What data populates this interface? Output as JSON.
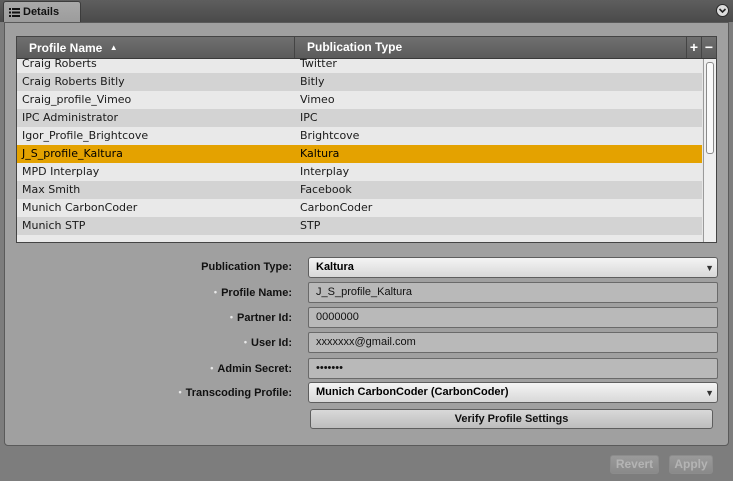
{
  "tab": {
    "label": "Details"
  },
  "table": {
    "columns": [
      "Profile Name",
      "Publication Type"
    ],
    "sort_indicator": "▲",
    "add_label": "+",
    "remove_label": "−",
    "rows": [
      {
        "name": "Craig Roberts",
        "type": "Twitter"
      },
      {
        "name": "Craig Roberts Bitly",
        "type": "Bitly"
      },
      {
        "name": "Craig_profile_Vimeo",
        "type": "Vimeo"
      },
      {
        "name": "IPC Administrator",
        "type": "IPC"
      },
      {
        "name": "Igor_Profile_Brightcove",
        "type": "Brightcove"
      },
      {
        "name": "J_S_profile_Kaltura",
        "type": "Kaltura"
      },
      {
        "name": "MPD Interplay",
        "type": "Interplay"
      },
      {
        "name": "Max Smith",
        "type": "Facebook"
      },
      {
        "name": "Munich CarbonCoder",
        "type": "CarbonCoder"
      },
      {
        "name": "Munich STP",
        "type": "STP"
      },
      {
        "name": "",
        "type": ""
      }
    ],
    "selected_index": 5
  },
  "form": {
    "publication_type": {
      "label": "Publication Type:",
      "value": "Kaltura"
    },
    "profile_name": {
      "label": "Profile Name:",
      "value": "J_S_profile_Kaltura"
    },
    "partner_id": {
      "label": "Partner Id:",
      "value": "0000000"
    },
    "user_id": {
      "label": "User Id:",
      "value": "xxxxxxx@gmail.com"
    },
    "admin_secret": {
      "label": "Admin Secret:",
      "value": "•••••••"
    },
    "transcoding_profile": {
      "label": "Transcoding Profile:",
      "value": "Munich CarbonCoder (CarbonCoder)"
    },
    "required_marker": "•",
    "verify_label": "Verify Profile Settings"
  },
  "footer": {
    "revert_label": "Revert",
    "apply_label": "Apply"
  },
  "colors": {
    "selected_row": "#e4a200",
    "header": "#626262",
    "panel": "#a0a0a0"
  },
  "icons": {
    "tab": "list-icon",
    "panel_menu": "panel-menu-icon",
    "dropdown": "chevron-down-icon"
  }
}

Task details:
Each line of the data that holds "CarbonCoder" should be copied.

Answer to this exercise:
        "name": "Munich CarbonCoder",
        "type": "CarbonCoder"
      "value": "Munich CarbonCoder (CarbonCoder)"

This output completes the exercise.